Work to upgrade the A6 in Northern Ireland has been delayed following a judgement hearing at Belfast High Court earlier this week.
Work was originally due to commence in October but confusion over ongoing habitat checks and assessments and their impact on the overall scheme led the judge to question the importance of these checks and whether their result could have halted the project.
Leave was granted and there will now be a full hearing, probably in early 2017. Until then work cannot commence.
Minister for Infrastructure, Chris Hazzard said: “The judgement has ruled out five of the six grounds for judicial review and means that the substantive case will be heard on the one issue relating to the habitats directive.
“While I had hoped that we would be able to proceed with this strategically important project, we will play our part to ensure that as Justice Maguire said, there will be a speedy date for a full hearing and I remain confident that we will be ultimately successful.

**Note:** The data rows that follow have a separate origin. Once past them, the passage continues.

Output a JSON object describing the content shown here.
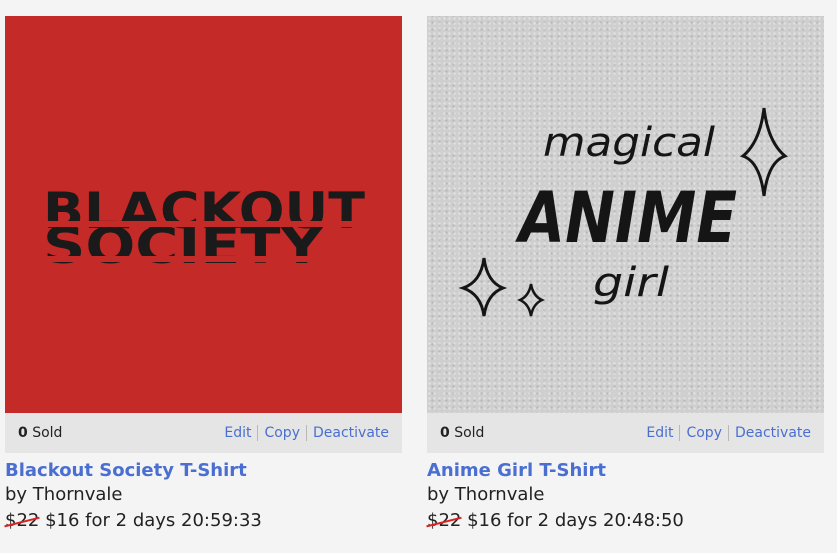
{
  "products": [
    {
      "image": {
        "alt": "Blackout Society design",
        "background": "#c42a27",
        "text_line_1": "BLACKOUT",
        "text_line_2": "SOCIETY"
      },
      "sold_count": "0",
      "sold_label": "Sold",
      "actions": {
        "edit": "Edit",
        "copy": "Copy",
        "deactivate": "Deactivate"
      },
      "title": "Blackout Society T-Shirt",
      "byline": "by Thornvale",
      "old_price": "$22",
      "price_text": "$16 for 2 days 20:59:33"
    },
    {
      "image": {
        "alt": "Magical Anime Girl design",
        "background": "#cfcfcf",
        "text_line_1": "magical",
        "text_line_2": "ANIME",
        "text_line_3": "girl"
      },
      "sold_count": "0",
      "sold_label": "Sold",
      "actions": {
        "edit": "Edit",
        "copy": "Copy",
        "deactivate": "Deactivate"
      },
      "title": "Anime Girl T-Shirt",
      "byline": "by Thornvale",
      "old_price": "$22",
      "price_text": "$16 for 2 days 20:48:50"
    }
  ],
  "colors": {
    "link": "#4a6fd0",
    "strike": "#dd2222",
    "bar": "#e5e5e5",
    "page": "#f4f4f4"
  }
}
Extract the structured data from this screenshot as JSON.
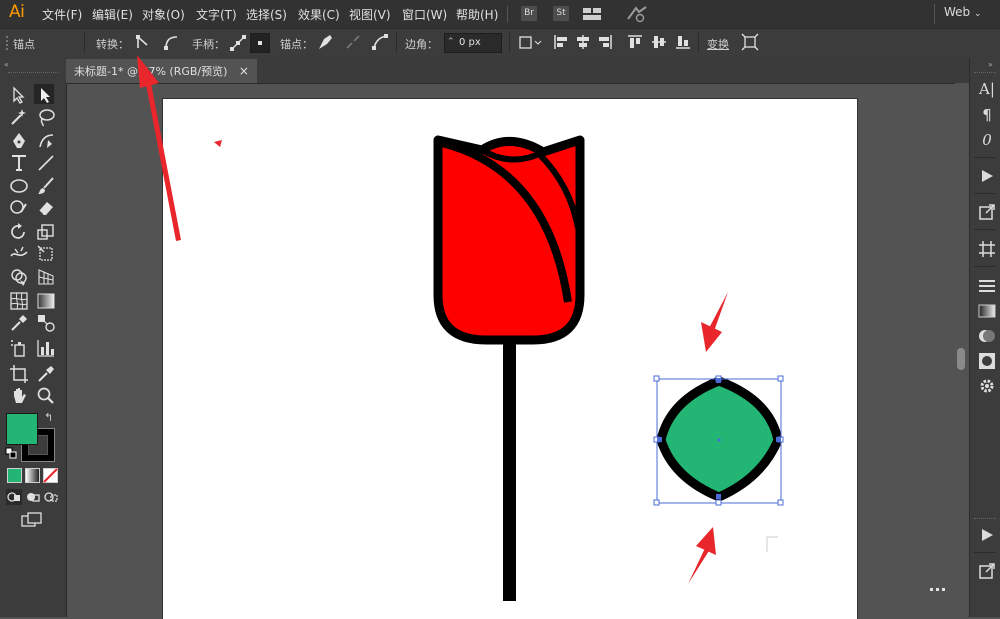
{
  "app": {
    "logo": "Ai"
  },
  "menu": {
    "items": [
      "文件(F)",
      "编辑(E)",
      "对象(O)",
      "文字(T)",
      "选择(S)",
      "效果(C)",
      "视图(V)",
      "窗口(W)",
      "帮助(H)"
    ],
    "bridge": "Br",
    "stock": "St",
    "workspace": "Web"
  },
  "control_bar": {
    "anchor_label": "锚点",
    "convert_label": "转换：",
    "handle_label": "手柄：",
    "anchor_points_label": "锚点：",
    "corner_label": "边角：",
    "corner_value": "0 px",
    "transform_label": "变换"
  },
  "document": {
    "tab_title": "未标题-1* @ 67% (RGB/预览)",
    "close_glyph": "×"
  },
  "colors": {
    "fill": "#22b573",
    "stroke": "#000000",
    "rose": "#ff0000",
    "leaf": "#22b573",
    "annotation": "#e8262b",
    "selection": "#4a6bd8"
  }
}
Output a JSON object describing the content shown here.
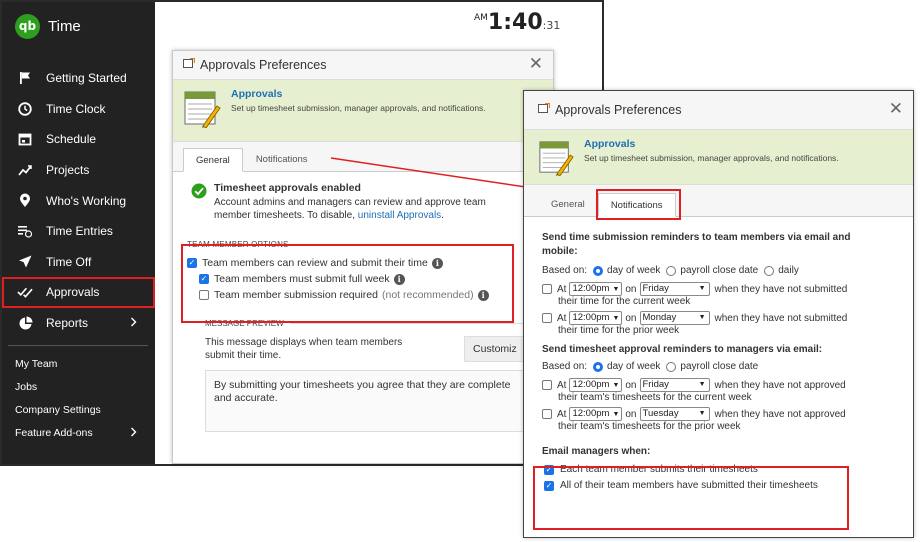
{
  "app": {
    "logo_text": "qb",
    "title": "Time"
  },
  "clock": {
    "ampm": "AM",
    "time": "1:40",
    "seconds": ":31"
  },
  "sidebar": {
    "items": [
      {
        "label": "Getting Started",
        "icon": "flag-icon"
      },
      {
        "label": "Time Clock",
        "icon": "clock-icon"
      },
      {
        "label": "Schedule",
        "icon": "calendar-icon"
      },
      {
        "label": "Projects",
        "icon": "chart-trend-icon"
      },
      {
        "label": "Who's Working",
        "icon": "location-pin-icon"
      },
      {
        "label": "Time Entries",
        "icon": "list-clock-icon"
      },
      {
        "label": "Time Off",
        "icon": "airplane-icon"
      },
      {
        "label": "Approvals",
        "icon": "checkmarks-icon"
      },
      {
        "label": "Reports",
        "icon": "pie-chart-icon"
      }
    ],
    "sub_items": [
      {
        "label": "My Team"
      },
      {
        "label": "Jobs"
      },
      {
        "label": "Company Settings"
      },
      {
        "label": "Feature Add-ons"
      }
    ]
  },
  "modal1": {
    "title": "Approvals Preferences",
    "banner_title": "Approvals",
    "banner_subtitle": "Set up timesheet submission, manager approvals, and notifications.",
    "tabs": [
      {
        "label": "General"
      },
      {
        "label": "Notifications"
      }
    ],
    "status_title": "Timesheet approvals enabled",
    "status_text": "Account admins and managers can review and approve team member timesheets. To disable,",
    "status_link": "uninstall Approvals",
    "status_end": ".",
    "options_header": "TEAM MEMBER OPTIONS",
    "opt1": "Team members can review and submit their time",
    "opt2": "Team members must submit full week",
    "opt3": "Team member submission required",
    "opt3_note": "(not recommended)",
    "preview_header": "MESSAGE PREVIEW",
    "preview_text": "This message displays when team members submit their time.",
    "customize_label": "Customiz",
    "preview_body": "By submitting your timesheets you agree that they are complete and accurate."
  },
  "modal2": {
    "title": "Approvals Preferences",
    "banner_title": "Approvals",
    "banner_subtitle": "Set up timesheet submission, manager approvals, and notifications.",
    "tabs": [
      {
        "label": "General"
      },
      {
        "label": "Notifications"
      }
    ],
    "section1_title": "Send time submission reminders to team members via email and mobile:",
    "based_on": "Based on:",
    "r_day": "day of week",
    "r_payroll": "payroll close date",
    "r_daily": "daily",
    "at": "At",
    "on": "on",
    "time1": "12:00pm",
    "day1": "Friday",
    "rem1_a": "when they have not submitted",
    "rem1_b": "their time for the current week",
    "time2": "12:00pm",
    "day2": "Monday",
    "rem2_a": "when they have not submitted",
    "rem2_b": "their time for the prior week",
    "section2_title": "Send timesheet approval reminders to managers via email:",
    "time3": "12:00pm",
    "day3": "Friday",
    "rem3_a": "when they have not approved",
    "rem3_b": "their team's timesheets for the current week",
    "time4": "12:00pm",
    "day4": "Tuesday",
    "rem4_a": "when they have not approved",
    "rem4_b": "their team's timesheets for the prior week",
    "email_title": "Email managers when:",
    "email1": "Each team member submits their timesheets",
    "email2": "All of their team members have submitted their timesheets"
  },
  "colors": {
    "accent": "#1a73e8",
    "highlight": "#e02020",
    "brand": "#2ca01c",
    "banner": "#e6f0d0",
    "link": "#1e6fb4"
  }
}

“I am absolutely committed to the construction of the A6, and will now explore our options for commencing construction on the unchallenged section of this project.”
Seamus Leheny, policy manager for the Freight Transport Association (FTA) in Northern Ireland, said: “The A6 is the main strategic road for transporting commercial goods between L’Derry, mid-Ulster and the wider North West and it is vital that the scheme gets back on track as soon as possible to ensure the economic wellbeing of local industry and of commercial vehicle operators using this key transport corridor.”